Again, sorry for taking so long to get back, summer heat really slows me down.
what would be the outcome of running PB1000 with an SB1000 as a dual system, would this give slightly greater overall range, OR be just a rable of mixed up garble ???
I personally like to keep the subs matched. Some swear by mixing, but I’ve only ever had trouble with it.
Thanks for taking the time to reply, i have decide to go with 2 x SVS PB-2000 Subs, will finish setting up couple days time, think they will be brilliant.
Hi Ryan, thanks for taking the time to reply, i have listened to an SVS PB-1000 and PB-2000, both good, PB-2000 better of the two i thought.
Have now decided to go with two x SVS PB-2000 subs, think they will be awesome together.
Just setup the second SVS PB2000 as a dual, still need bit of tweeking over next week or so, but already the difference in the sound is unmistakable and totally recommend dual subs.
Love your site, lots more learning for me to do from reading through your articles.
Thanks for replying and the recommendations.
The PB-1000’s offer a lot of bass for the money, but I prefer the PB-2000’s as well.
Thank you! You might want to check out my Bass Hack Series on YouTube to get the most out of everything.
They will be nice!
Great review. Definitely make sense! Thanks a lot…we know you have reviewed all the ported subwoofer from SVS, however if time permits we would also like to know your detailed review on SB4000 and SB16 ultra.
Hi Ryan – Recently found your site and it’s wonderful. I started with one SVS SB-2000 a year ago – replacing a Yamaha YST-SW105. I chose SB-2000 for bland of music and theater and cost. It sits in a ~2,720 CF media room (11’Hx13’Wx19’L) corner. The bass is weak and I didn’t do the crawl to maximize deep bass. Then I got the 2nd SB-2000 a couple of months ago. OMG – what a huge difference! My sofa was fiercely vibrating. QED# – duals are a must for bass heads like us!
Okay, next challenge. I have a living room space ~6,530 CF (23’Wx24’Lx12’H). It is openly connected to the kitchen space (23’Wx12’Lx12’H) which is and extra ~3,270 CF. Now that is about ~9,800 CF total.
Would dual PB-2000 be able to handle this size adequately? 2 weeks ago, I saw 1 PB12-NSD on sale at SVS Outlet for $450! I was thinking seriously for a set of those duals. Good price at ~$900 for a set of duals if a second one ever comes around. But there will be very little headroom for such a huge space. I wonder if I should just gamble and wait for Black Friday deals. Going beyond PB-2000 will break my bank (since I can’t justify already having a pair of SB-2000’s with my CFO at home).
Thanks so much,
Just so happens that the Labor day sale is happening right now!

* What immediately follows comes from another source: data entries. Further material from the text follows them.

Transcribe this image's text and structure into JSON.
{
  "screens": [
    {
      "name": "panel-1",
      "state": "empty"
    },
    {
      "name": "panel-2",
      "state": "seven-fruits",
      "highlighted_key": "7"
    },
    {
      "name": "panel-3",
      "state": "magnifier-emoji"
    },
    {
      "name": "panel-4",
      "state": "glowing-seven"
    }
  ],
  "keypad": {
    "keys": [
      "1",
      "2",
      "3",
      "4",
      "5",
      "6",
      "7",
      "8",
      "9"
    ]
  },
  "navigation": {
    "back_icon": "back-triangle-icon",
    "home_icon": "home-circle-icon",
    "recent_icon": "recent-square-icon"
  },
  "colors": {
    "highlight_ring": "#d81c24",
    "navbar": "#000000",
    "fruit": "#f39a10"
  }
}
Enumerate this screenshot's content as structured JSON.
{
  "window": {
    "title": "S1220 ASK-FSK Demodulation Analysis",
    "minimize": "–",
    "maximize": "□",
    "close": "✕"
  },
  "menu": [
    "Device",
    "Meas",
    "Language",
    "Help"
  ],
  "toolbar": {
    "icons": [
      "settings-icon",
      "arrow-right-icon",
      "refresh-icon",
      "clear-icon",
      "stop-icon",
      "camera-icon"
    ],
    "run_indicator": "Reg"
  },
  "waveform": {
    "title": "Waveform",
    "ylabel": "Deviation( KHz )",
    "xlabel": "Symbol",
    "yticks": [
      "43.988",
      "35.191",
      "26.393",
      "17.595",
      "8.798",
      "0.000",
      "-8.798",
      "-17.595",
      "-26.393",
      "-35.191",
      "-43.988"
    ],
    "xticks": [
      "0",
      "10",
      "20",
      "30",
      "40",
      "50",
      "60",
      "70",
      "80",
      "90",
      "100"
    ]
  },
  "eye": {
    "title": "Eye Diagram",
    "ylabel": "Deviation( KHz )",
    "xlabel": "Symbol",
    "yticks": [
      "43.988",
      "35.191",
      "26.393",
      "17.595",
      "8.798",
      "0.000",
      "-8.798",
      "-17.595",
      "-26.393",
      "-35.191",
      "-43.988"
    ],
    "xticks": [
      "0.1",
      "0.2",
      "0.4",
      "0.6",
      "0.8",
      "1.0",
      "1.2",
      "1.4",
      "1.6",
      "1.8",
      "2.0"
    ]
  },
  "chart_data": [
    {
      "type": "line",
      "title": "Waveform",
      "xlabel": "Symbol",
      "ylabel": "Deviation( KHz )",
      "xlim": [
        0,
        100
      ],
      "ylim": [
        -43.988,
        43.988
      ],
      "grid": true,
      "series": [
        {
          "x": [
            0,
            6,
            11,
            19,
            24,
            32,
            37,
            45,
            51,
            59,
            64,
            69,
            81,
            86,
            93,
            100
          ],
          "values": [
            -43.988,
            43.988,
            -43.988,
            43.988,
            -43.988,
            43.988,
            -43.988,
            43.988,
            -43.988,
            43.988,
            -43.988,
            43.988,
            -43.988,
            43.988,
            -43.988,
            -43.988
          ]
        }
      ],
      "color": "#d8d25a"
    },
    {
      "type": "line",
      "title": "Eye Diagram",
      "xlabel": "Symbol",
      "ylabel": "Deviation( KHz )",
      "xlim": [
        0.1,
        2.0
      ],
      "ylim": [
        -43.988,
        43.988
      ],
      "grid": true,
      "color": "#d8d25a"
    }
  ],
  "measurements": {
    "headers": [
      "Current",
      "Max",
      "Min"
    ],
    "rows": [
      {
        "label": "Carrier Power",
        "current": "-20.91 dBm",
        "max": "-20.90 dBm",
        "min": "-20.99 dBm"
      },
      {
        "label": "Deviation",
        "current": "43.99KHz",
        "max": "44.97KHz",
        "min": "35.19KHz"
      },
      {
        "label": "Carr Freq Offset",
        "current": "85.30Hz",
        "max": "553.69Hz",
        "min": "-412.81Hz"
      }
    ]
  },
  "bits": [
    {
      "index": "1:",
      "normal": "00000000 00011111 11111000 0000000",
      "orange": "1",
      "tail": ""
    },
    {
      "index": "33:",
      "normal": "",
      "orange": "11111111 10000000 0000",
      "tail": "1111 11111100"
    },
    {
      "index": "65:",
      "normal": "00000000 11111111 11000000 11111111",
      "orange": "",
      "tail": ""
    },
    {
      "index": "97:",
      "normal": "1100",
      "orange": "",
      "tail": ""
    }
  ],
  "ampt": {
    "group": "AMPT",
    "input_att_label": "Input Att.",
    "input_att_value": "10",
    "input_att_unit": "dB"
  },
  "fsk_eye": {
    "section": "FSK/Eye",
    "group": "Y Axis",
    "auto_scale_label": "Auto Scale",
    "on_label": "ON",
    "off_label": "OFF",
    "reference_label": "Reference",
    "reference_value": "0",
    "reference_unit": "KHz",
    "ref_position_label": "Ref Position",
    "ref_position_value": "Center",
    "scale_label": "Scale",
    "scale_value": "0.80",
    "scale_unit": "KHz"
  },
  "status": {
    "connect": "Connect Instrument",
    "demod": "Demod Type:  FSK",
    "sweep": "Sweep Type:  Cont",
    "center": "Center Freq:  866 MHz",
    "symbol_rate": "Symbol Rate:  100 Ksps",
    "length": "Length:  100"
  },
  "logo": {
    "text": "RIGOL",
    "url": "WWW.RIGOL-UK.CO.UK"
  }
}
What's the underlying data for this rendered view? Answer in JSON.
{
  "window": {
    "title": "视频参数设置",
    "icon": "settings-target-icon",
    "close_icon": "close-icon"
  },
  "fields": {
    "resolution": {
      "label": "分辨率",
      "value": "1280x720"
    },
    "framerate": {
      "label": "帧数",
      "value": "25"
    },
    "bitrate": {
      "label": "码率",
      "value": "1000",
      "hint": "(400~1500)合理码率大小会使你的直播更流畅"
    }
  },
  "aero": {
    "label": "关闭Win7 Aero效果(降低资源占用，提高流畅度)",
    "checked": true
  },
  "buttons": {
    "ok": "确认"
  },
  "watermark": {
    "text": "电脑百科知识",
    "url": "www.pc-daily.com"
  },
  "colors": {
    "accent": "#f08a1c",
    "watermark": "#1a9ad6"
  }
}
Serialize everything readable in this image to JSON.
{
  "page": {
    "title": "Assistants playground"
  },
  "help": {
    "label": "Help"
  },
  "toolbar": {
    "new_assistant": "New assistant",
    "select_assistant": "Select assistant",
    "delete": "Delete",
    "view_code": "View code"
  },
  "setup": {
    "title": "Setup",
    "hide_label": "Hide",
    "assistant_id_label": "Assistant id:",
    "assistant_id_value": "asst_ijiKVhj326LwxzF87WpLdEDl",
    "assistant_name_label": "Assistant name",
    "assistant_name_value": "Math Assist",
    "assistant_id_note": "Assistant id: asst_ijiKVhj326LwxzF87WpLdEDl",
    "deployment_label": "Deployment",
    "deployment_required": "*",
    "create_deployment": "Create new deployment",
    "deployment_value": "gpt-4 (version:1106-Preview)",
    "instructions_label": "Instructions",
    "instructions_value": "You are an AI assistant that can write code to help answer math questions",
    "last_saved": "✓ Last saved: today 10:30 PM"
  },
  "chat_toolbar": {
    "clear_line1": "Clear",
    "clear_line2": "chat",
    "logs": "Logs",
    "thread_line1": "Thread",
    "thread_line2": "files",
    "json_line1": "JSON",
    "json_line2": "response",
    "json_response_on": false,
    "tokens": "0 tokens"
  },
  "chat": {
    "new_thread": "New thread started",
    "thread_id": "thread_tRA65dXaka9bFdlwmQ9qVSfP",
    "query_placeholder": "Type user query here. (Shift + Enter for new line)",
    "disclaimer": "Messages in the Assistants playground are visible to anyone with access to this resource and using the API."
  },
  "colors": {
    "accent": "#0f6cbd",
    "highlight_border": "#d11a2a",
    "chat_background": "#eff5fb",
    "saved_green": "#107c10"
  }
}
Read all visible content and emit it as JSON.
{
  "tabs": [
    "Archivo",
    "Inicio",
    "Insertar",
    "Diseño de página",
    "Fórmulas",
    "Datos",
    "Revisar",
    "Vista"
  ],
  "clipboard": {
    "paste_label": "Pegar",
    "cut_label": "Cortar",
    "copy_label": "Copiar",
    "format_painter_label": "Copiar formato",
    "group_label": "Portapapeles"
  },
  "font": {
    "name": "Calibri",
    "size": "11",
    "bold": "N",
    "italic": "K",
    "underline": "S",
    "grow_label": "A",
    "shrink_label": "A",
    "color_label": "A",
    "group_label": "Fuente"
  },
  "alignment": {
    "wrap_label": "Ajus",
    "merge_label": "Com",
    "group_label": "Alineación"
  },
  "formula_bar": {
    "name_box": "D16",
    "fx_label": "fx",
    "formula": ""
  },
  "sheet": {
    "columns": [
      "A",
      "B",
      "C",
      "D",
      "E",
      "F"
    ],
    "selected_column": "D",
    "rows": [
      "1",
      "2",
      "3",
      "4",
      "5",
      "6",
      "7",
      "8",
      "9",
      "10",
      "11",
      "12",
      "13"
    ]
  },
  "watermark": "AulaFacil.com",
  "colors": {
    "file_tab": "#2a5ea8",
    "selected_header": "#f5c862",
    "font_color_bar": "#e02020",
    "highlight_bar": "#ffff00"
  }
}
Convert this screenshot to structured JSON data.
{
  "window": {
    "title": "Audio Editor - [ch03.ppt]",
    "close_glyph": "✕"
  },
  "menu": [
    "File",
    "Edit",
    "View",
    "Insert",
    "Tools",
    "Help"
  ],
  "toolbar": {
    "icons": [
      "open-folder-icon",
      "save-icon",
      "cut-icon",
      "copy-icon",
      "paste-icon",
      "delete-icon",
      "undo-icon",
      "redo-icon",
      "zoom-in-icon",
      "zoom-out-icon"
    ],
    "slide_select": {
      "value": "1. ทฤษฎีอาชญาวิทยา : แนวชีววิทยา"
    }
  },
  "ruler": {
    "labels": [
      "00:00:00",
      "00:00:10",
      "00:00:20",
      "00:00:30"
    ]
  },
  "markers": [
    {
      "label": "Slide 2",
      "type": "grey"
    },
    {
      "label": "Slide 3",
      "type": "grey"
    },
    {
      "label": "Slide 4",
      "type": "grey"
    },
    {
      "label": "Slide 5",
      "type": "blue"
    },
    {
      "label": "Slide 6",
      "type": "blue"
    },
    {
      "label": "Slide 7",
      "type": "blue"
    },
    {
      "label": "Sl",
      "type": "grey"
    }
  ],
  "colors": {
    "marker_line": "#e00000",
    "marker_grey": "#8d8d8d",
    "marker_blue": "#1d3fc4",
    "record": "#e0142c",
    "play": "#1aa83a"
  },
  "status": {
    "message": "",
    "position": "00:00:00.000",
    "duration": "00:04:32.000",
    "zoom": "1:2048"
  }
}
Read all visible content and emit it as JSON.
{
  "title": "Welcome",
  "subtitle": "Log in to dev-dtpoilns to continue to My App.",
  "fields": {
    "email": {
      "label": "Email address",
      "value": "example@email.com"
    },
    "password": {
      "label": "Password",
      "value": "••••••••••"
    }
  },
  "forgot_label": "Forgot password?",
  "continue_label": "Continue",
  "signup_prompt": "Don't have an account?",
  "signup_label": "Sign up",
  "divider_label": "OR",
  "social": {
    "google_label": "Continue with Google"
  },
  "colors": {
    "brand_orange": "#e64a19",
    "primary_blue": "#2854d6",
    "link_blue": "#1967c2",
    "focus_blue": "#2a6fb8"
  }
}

Like a few hours ago! The PB-2000’s are on sale, but there are only a few left, they are selling out pretty fast, they had 9 pages of sale items this morning, down to 6 pages now, so 1/3 sold out already. Here is the link: Labor Day 2019
Very good chance they will be gone by the end of the day, so grab them while you can! The PB-2000’s will do a good job, use the gain hack from my bass hack series to get the most out of them and the SB-2000’s. The 1 year trade up still applies, so if you get the approval, the PB-3000’s are outstanding, nearly the same impact as the PB-4000’s. Good luck!!
I would love to, but I can’t tolerate sealed subs due to an old head injury that still causes sound and light sensitivity. Ported are totally comfortable, sealed causes an uncomfortable pressure sensation.
I love my svs sb12 nsd sub